Alcosynth is a chemical that recreates the positive effects of alcohol (i.e., feeling less inhibited, claiming to know everything about a movie you’ve never seen) without the negative effects, like a hangover or being “too” drunk. In execution, your bartender would use either the clear or bitter version in mixed drinks instead of, for example, vodka or whiskey. It allegedly would tap out at the drunkenness you feel after four or five drinks, so you would never black out.
But, is that all alcohol is? Just something that makes a lemonade hard, a V8 bloody, an orange juice a mimosa? Or is it something that introduces an element of danger as just part of a complex flavor experience?
All we know is that Star Trek: The Next Generation had (will have?) a version of this. And, while they were probably the safest crew to fly with, it wasn’t nearly as fun as a having a xenological parasite being removed by a half-plastered Original Series Dr. McCoy.
Chances are that this is the half-baked idea of a “Legalize it!” crank, so we’ll only have to consider the ramifications of alcosynth in theory. But, in the meantime, The Guys are going to make a designated driver’s life awful for the next six hours.
Is your home safe from intruders? You may have locks, you may have an alarm system, you may even have a gun, but you’re not really safe unless you have a case of beer in the house.
An Oregon father and his teenage son fought and detained a home intruder who may have been on drugs. Their secret weapon was a case of beer and a power tool. According to authorities, the father and son caught a man breaking into their house, and were forced to fight him when he became violent. During the scuffle, the son was able to smash cases of beer and a power grinder (items not usually used together) over the suspect’s head.
The Guys have lamented more than once that, while time does indeed march forward, it doesn’t often feel that we live in the future.

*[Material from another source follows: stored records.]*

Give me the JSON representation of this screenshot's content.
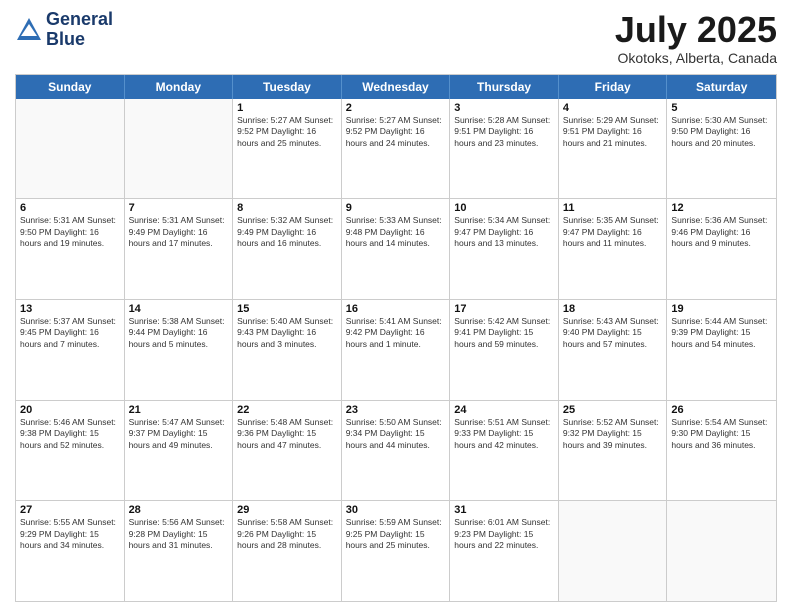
{
  "header": {
    "logo_line1": "General",
    "logo_line2": "Blue",
    "month": "July 2025",
    "location": "Okotoks, Alberta, Canada"
  },
  "days_of_week": [
    "Sunday",
    "Monday",
    "Tuesday",
    "Wednesday",
    "Thursday",
    "Friday",
    "Saturday"
  ],
  "weeks": [
    [
      {
        "day": "",
        "text": ""
      },
      {
        "day": "",
        "text": ""
      },
      {
        "day": "1",
        "text": "Sunrise: 5:27 AM\nSunset: 9:52 PM\nDaylight: 16 hours and 25 minutes."
      },
      {
        "day": "2",
        "text": "Sunrise: 5:27 AM\nSunset: 9:52 PM\nDaylight: 16 hours and 24 minutes."
      },
      {
        "day": "3",
        "text": "Sunrise: 5:28 AM\nSunset: 9:51 PM\nDaylight: 16 hours and 23 minutes."
      },
      {
        "day": "4",
        "text": "Sunrise: 5:29 AM\nSunset: 9:51 PM\nDaylight: 16 hours and 21 minutes."
      },
      {
        "day": "5",
        "text": "Sunrise: 5:30 AM\nSunset: 9:50 PM\nDaylight: 16 hours and 20 minutes."
      }
    ],
    [
      {
        "day": "6",
        "text": "Sunrise: 5:31 AM\nSunset: 9:50 PM\nDaylight: 16 hours and 19 minutes."
      },
      {
        "day": "7",
        "text": "Sunrise: 5:31 AM\nSunset: 9:49 PM\nDaylight: 16 hours and 17 minutes."
      },
      {
        "day": "8",
        "text": "Sunrise: 5:32 AM\nSunset: 9:49 PM\nDaylight: 16 hours and 16 minutes."
      },
      {
        "day": "9",
        "text": "Sunrise: 5:33 AM\nSunset: 9:48 PM\nDaylight: 16 hours and 14 minutes."
      },
      {
        "day": "10",
        "text": "Sunrise: 5:34 AM\nSunset: 9:47 PM\nDaylight: 16 hours and 13 minutes."
      },
      {
        "day": "11",
        "text": "Sunrise: 5:35 AM\nSunset: 9:47 PM\nDaylight: 16 hours and 11 minutes."
      },
      {
        "day": "12",
        "text": "Sunrise: 5:36 AM\nSunset: 9:46 PM\nDaylight: 16 hours and 9 minutes."
      }
    ],
    [
      {
        "day": "13",
        "text": "Sunrise: 5:37 AM\nSunset: 9:45 PM\nDaylight: 16 hours and 7 minutes."
      },
      {
        "day": "14",
        "text": "Sunrise: 5:38 AM\nSunset: 9:44 PM\nDaylight: 16 hours and 5 minutes."
      },
      {
        "day": "15",
        "text": "Sunrise: 5:40 AM\nSunset: 9:43 PM\nDaylight: 16 hours and 3 minutes."
      },
      {
        "day": "16",
        "text": "Sunrise: 5:41 AM\nSunset: 9:42 PM\nDaylight: 16 hours and 1 minute."
      },
      {
        "day": "17",
        "text": "Sunrise: 5:42 AM\nSunset: 9:41 PM\nDaylight: 15 hours and 59 minutes."
      },
      {
        "day": "18",
        "text": "Sunrise: 5:43 AM\nSunset: 9:40 PM\nDaylight: 15 hours and 57 minutes."
      },
      {
        "day": "19",
        "text": "Sunrise: 5:44 AM\nSunset: 9:39 PM\nDaylight: 15 hours and 54 minutes."
      }
    ],
    [
      {
        "day": "20",
        "text": "Sunrise: 5:46 AM\nSunset: 9:38 PM\nDaylight: 15 hours and 52 minutes."
      },
      {
        "day": "21",
        "text": "Sunrise: 5:47 AM\nSunset: 9:37 PM\nDaylight: 15 hours and 49 minutes."
      },
      {
        "day": "22",
        "text": "Sunrise: 5:48 AM\nSunset: 9:36 PM\nDaylight: 15 hours and 47 minutes."
      },
      {
        "day": "23",
        "text": "Sunrise: 5:50 AM\nSunset: 9:34 PM\nDaylight: 15 hours and 44 minutes."
      },
      {
        "day": "24",
        "text": "Sunrise: 5:51 AM\nSunset: 9:33 PM\nDaylight: 15 hours and 42 minutes."
      },
      {
        "day": "25",
        "text": "Sunrise: 5:52 AM\nSunset: 9:32 PM\nDaylight: 15 hours and 39 minutes."
      },
      {
        "day": "26",
        "text": "Sunrise: 5:54 AM\nSunset: 9:30 PM\nDaylight: 15 hours and 36 minutes."
      }
    ],
    [
      {
        "day": "27",
        "text": "Sunrise: 5:55 AM\nSunset: 9:29 PM\nDaylight: 15 hours and 34 minutes."
      },
      {
        "day": "28",
        "text": "Sunrise: 5:56 AM\nSunset: 9:28 PM\nDaylight: 15 hours and 31 minutes."
      },
      {
        "day": "29",
        "text": "Sunrise: 5:58 AM\nSunset: 9:26 PM\nDaylight: 15 hours and 28 minutes."
      },
      {
        "day": "30",
        "text": "Sunrise: 5:59 AM\nSunset: 9:25 PM\nDaylight: 15 hours and 25 minutes."
      },
      {
        "day": "31",
        "text": "Sunrise: 6:01 AM\nSunset: 9:23 PM\nDaylight: 15 hours and 22 minutes."
      },
      {
        "day": "",
        "text": ""
      },
      {
        "day": "",
        "text": ""
      }
    ]
  ]
}
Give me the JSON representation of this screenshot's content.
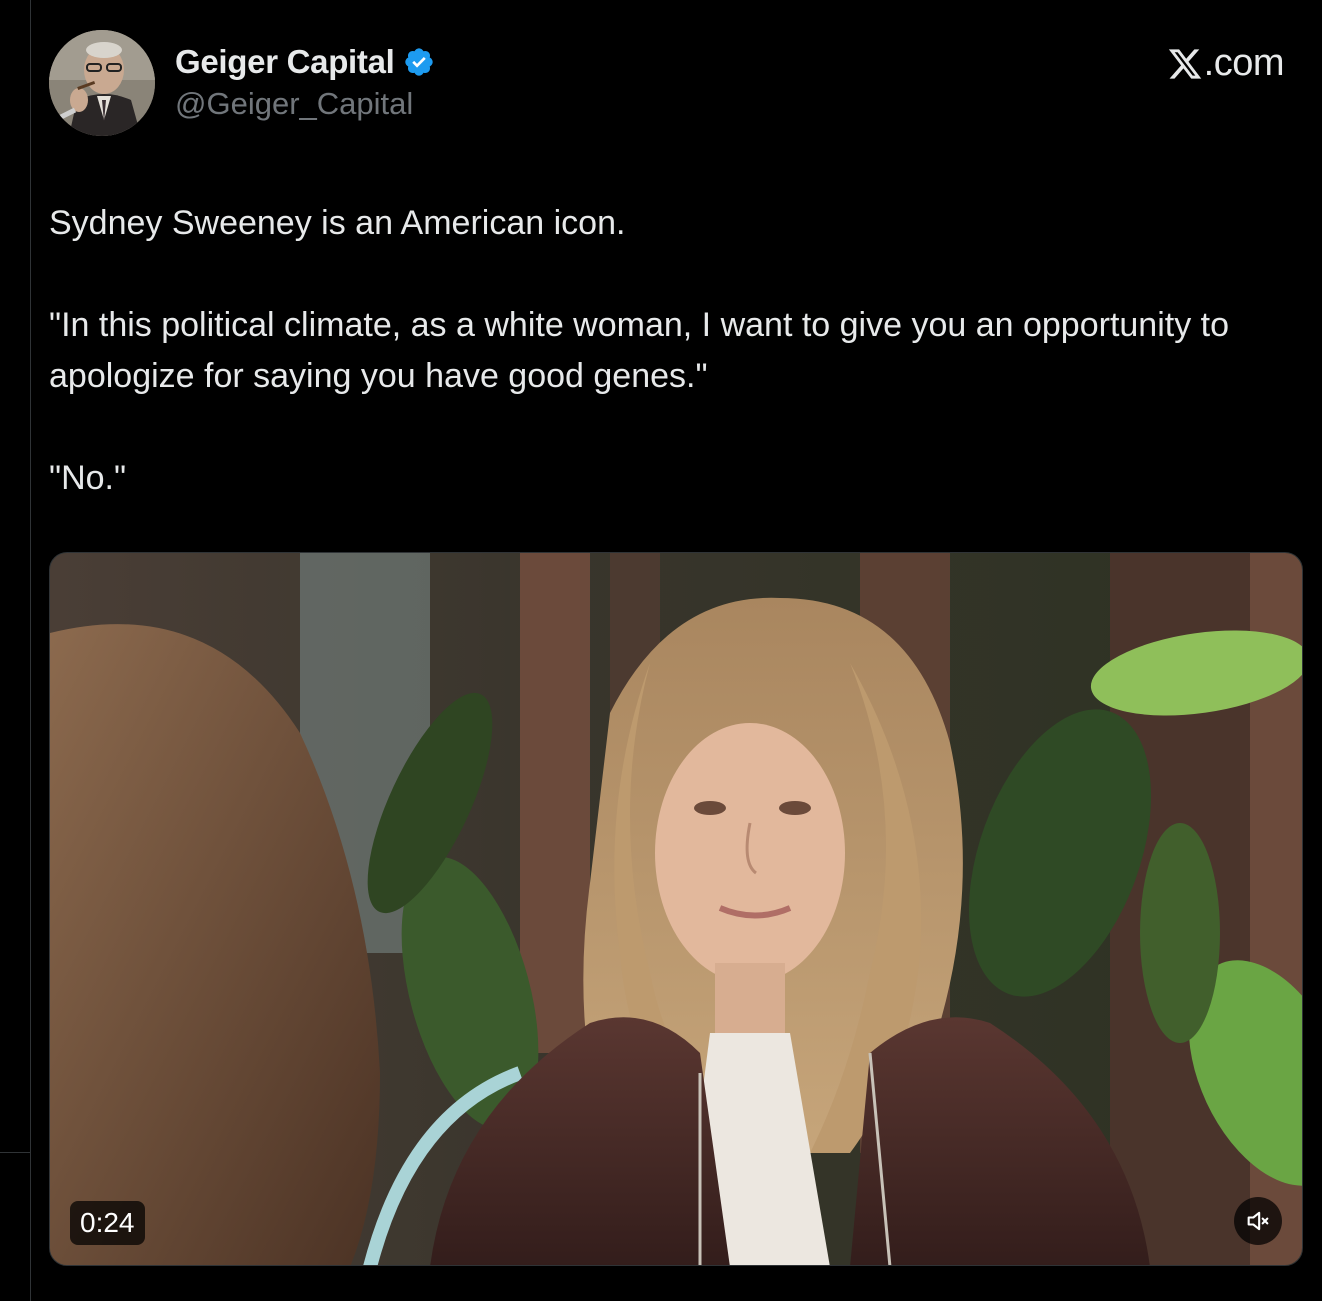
{
  "author": {
    "display_name": "Geiger Capital",
    "handle": "@Geiger_Capital",
    "verified_icon": "verified-badge-icon",
    "avatar": "profile-avatar-man-with-cigar"
  },
  "brand": {
    "label": ".com",
    "logo_icon": "x-logo-icon"
  },
  "tweet": {
    "paragraph_1": "Sydney Sweeney is an American icon.",
    "paragraph_2": "\"In this political climate, as a white woman, I want to give you an opportunity to apologize for saying you have good genes.\"",
    "paragraph_3": "\"No.\""
  },
  "video": {
    "duration": "0:24",
    "mute_icon": "speaker-muted-icon",
    "thumbnail": "video-still-woman-in-leather-jacket-among-plants"
  },
  "colors": {
    "background": "#000000",
    "text_primary": "#e7e9ea",
    "text_secondary": "#71767b",
    "verified_blue": "#1d9bf0",
    "border": "#2f3336"
  }
}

Although computers are increasingly smaller and faster, they don’t do much different from they did ten to 15 years ago. We still have to chew our food like animals rather than take it in pill-form. (At this point, we’d even accept drinking a nutritionally sufficient slurry or paste.) And, even though the death toll would be astronomical (proving that we’ve gotten older), we still expect the jet packs we were promised as children.
In short, science fiction let us down. It peaked in the 1960s by predicting flat screens and cellphones, and the only modern thing it predicted is the widespread global chaos and lower fertility rates of Children of Men.
It’s not perfect. After all, Archie Bunker perfected drinking beer and watching television back in the 1970s. But, we’ll take any indication of Gene Roddenberry’s glorious, upbeat future anywhere we can find it.
Special thanks to Nat E. for the find! We owe you an unobtrusive beer.
Superhero movies this summer, while mostly disappointing, all dealt with whether vigilantes with superpowers should be held accountable and controlled by society. So it’s fitting that this is now a real-world issue.
In upstate New York, a man in a Batman costume and a Captain America mask stole a couple cases of Budweiser (“America”) from a convenience store. Because when you have a superhero thirst, one case just isn’t going to do it. Was this Batman? Was this Captain America? Or was this a clever commentary on how superhero movies have devolved into two-hour-long beer commercials? Who can save us from this menace?
One thing we do know: the runs won’t just be in the tights.
If you want to live forever, drink beer — at least that’s what a 103-year-old woman says.
Mildred Bowers, 103, of South Carolina, has seen a lot in her day. (Some of those things are everyone she’s loved dying before her, but you know, there’s a trade-off to immortality.) And in her wizened state, she said having a beer every day has been a major reason why she has lived so long. It’s not scientific, but it’s good enough.
She also never had kids, so keep that one in mind, too.